According to the Saipan Tribune, the United States Geological Survey has reported a swarm of volcano-tectonic earthquakes (between magnitude 0.5 and 1.75) were occurring beneath or within a few kilometers of Sarigan Island. Volcano-tectonic events occur when stress changes happen to solid rock due to the injection or withdrawal of magma. The injection of magma into surrounding rock produces long-period earthquakes and can be an indicator that a volcanic eruption can occur at anytime.
Sarigan Island is a volcano, one of many in the Marianas Island chain. But it is volcano with no previously known eruptive history. It is located about 95 nautical miles north of Anatahan, another volcano that recently has entered a more violent eruptive phase. Prior to May of 2003, when a large explosive eruption took place forming a new crater inside the eastern caldera, there had been no previous recent historical eruption on Anatahan Island either. Both Sarigan and Anatahan are Holocene age volcanoes. Could the detected activity on Sarigan be the precursor of that volcano’s first activity since the Holocene?
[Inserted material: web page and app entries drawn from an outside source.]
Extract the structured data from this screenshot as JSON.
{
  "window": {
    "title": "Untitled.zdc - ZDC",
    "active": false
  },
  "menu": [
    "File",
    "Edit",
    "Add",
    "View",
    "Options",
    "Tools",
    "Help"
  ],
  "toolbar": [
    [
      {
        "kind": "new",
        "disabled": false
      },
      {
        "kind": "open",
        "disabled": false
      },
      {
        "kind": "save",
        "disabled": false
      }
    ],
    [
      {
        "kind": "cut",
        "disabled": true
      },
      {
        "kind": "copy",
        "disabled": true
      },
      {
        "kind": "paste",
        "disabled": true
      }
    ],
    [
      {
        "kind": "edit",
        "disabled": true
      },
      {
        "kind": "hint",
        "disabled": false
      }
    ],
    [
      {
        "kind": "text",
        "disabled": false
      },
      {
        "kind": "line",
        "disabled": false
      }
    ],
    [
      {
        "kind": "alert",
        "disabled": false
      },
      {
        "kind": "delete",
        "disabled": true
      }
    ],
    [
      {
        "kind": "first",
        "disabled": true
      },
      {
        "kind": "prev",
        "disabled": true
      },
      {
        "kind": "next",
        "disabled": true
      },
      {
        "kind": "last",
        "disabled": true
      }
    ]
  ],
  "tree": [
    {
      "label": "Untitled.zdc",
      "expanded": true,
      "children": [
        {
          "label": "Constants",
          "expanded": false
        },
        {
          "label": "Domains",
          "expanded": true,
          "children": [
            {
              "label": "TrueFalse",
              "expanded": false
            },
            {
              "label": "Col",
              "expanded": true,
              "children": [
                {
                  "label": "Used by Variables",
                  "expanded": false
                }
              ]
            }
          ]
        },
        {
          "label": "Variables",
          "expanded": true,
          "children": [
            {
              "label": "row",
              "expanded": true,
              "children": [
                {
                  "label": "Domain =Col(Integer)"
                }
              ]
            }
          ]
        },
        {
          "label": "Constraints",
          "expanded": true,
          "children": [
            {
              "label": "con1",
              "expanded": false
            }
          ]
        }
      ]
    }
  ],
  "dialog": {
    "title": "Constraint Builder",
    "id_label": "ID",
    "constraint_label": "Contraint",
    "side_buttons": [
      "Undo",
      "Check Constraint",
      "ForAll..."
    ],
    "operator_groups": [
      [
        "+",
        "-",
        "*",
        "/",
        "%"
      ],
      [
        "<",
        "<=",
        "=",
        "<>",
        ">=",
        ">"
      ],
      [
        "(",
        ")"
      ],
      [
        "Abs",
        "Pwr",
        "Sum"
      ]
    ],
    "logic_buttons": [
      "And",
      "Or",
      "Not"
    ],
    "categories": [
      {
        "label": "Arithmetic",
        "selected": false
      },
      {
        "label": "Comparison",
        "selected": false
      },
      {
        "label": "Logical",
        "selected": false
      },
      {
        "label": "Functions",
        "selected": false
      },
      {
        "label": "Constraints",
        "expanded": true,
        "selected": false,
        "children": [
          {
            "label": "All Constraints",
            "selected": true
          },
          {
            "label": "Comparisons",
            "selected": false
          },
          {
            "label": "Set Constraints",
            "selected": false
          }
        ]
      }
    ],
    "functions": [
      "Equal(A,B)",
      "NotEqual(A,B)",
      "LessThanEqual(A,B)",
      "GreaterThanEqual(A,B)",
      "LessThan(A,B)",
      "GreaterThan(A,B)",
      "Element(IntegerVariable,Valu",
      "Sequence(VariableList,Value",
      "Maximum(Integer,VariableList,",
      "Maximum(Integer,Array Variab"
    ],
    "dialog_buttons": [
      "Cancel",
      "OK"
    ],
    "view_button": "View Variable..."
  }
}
Could this be an indicator that general volcanic activity is increasing along this section of that island arc system? Only time will tell.
While authorities keep their seismographs tuned to the new activity under Sarigan Island, the volcano on Anatahan continues to eject huge ash plumes forcing aviation authorities to warn aircraft to keep their distance by at least 10 nautical miles. On Saturday, agencies reported that an ash and steam plume extended about 100 nautical miles west of the island, and that thin ash and volcanic smog extended another 700 nautical miles west, producing an extended risk to high-altitude jet aviation. During Anatahan’s strongest eruption April 6, that volcano expelled about 50 million cubic meters of ash, which it spewed out to 50,000 feet.